Last year, I added a new tool to my own kit.
Mindfulness-based stress reduction (MBSR) has been around for ages, but in my opinion, it always sounded a little nebulous. Meditation, yoga, breathing, — all good; just a little too sandals-and-candles for me.
But research about the health benefits of MBSR became very compelling — reduced blood pressure, inflammation, and chronic pain; decreased anxiety and depression; the list goes on.
And then both my kids became teenagers. So, last spring I immersed myself in an 8-week MBSR class at a local hospital, hoping to reduce my own stress — and to share new insights with my clients.
Each class opened and closed with a seated meditation, during which Dr. W. — a neurologist — guided us through breathing and body awareness, soothing thoughts, and brief poetry selections. He assured us that getting distracted is normal — and to simply return to the breath whenever that happened. We learned a body scan, basic yoga poses, and walking meditations, and were instructed to see what we liked best — and build a personal meditation practice of 45-60 minutes a day by the end of the course.
Dr. W. taught us that the mind is like a river full of thoughts and emotions. Mindfulness is like standing on the riverbank and observing the thoughts and emotions as they float by instead of getting carried away with them; choosing which ones to respond to instead of reacting to everything we think and feel. We learned about how the body, thoughts, and emotions all influence each other.
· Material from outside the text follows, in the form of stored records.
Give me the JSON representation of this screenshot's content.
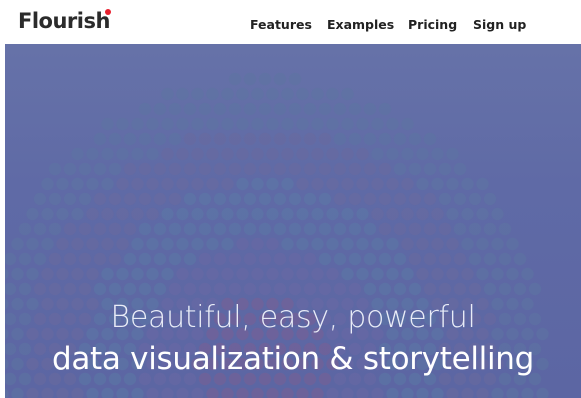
{
  "header": {
    "logo_text": "Flourish",
    "logo_dot_color": "#e8202e",
    "nav": [
      {
        "label": "Features"
      },
      {
        "label": "Examples"
      },
      {
        "label": "Pricing"
      },
      {
        "label": "Sign up"
      }
    ]
  },
  "hero": {
    "headline": "Beautiful, easy, powerful",
    "subheadline": "data visualization & storytelling",
    "background_color": "#6470a8"
  }
}
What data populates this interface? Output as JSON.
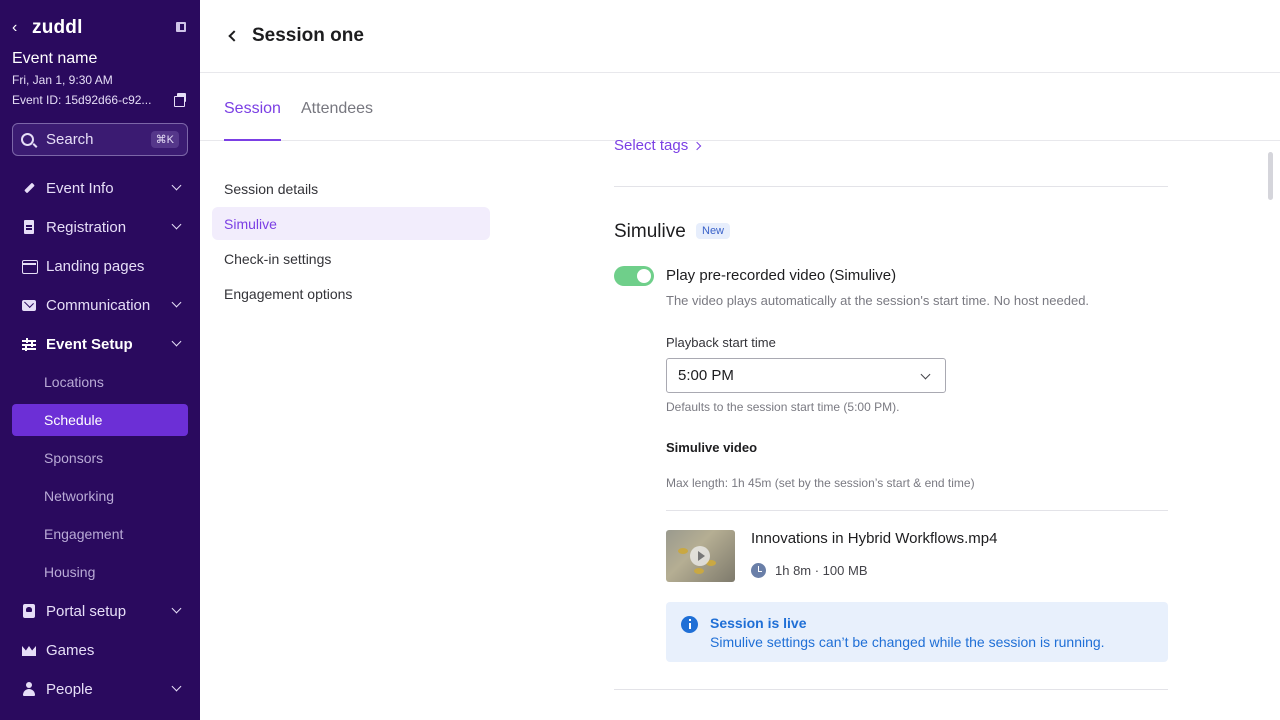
{
  "sidebar": {
    "brand": "zuddl",
    "event_name": "Event name",
    "event_date": "Fri, Jan 1, 9:30 AM",
    "event_id": "Event ID: 15d92d66-c92...",
    "search_label": "Search",
    "search_shortcut": "⌘K",
    "nav": [
      {
        "label": "Event Info",
        "icon": "pen-icon"
      },
      {
        "label": "Registration",
        "icon": "doc-icon"
      },
      {
        "label": "Landing pages",
        "icon": "page-icon"
      },
      {
        "label": "Communication",
        "icon": "mail-icon"
      },
      {
        "label": "Event Setup",
        "icon": "sliders-icon"
      },
      {
        "label": "Portal setup",
        "icon": "portal-icon"
      },
      {
        "label": "Games",
        "icon": "crown-icon"
      },
      {
        "label": "People",
        "icon": "person-icon"
      }
    ],
    "sub": [
      "Locations",
      "Schedule",
      "Sponsors",
      "Networking",
      "Engagement",
      "Housing"
    ],
    "active_sub": "Schedule"
  },
  "header": {
    "title": "Session one"
  },
  "tabs": [
    {
      "label": "Session"
    },
    {
      "label": "Attendees"
    }
  ],
  "subnav": [
    "Session details",
    "Simulive",
    "Check-in settings",
    "Engagement options"
  ],
  "content": {
    "select_tags": "Select tags",
    "section_title": "Simulive",
    "badge": "New",
    "toggle_label": "Play pre-recorded video (Simulive)",
    "toggle_desc": "The video plays automatically at the session's start time. No host needed.",
    "playback_label": "Playback start time",
    "playback_value": "5:00 PM",
    "playback_hint": "Defaults to the session start time (5:00 PM).",
    "video_heading": "Simulive video",
    "video_max": "Max length: 1h 45m (set by the session’s start & end time)",
    "video_name": "Innovations in Hybrid Workflows.mp4",
    "video_meta": "1h 8m · 100 MB",
    "alert_title": "Session is live",
    "alert_body": "Simulive settings can’t be changed while the session is running."
  },
  "colors": {
    "sidebar_bg": "#2a0a5e",
    "accent": "#7b3fe4",
    "toggle_on": "#6fcf8a",
    "info": "#1f6fd6"
  }
}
Mindful awareness of these processes enabled us to intentionally respond to them in ways that reduced stress.
Each week, we were assigned daily meditation homework. Halfway through the course, my family noticed I was in a better mood and more calm. They became oddly cooperative in granting me as much undisturbed meditation practice as I needed. My classmates reported big reductions in blood pressure, anger, family conflict, and need for pain medications.
For me, self-compassion has been my biggest reward. Like many, I can be pretty hard on myself — expecting too much and being too quick to judge and criticize. Practicing MBSR has helped me to treat myself — and others — with more kindness and acceptance, and that works wonders for my stress level and sense of well-being.
I wholeheartedly endorse MBSR as a way to cope with stress and enhance your quality of life. It’s not a cure-all, but it’s definitely worth exploring. I’m not meditating every day — but I’m working on it. And that’s OK.
I learned more from my class than I can share in a blog post, but I encourage you to learn more on your own. If you’re already practicing MBSR, we’d love to hear what it’s doing for you.
May you feel joy; may you be at peace; may you be well.
Beth Shepard, MS, ACSM-RCEP, ACE-PT, has a master’s degree in Exercise Physiology from the University of Arizona. Beth is an expert in fitness and health promotion and a certified wellness coach, helping people thrive by adopting sustainable lifestyle changes. She and her family love to hike, bicycle, and try new sports. www.wellcoaches.com/beth.shepard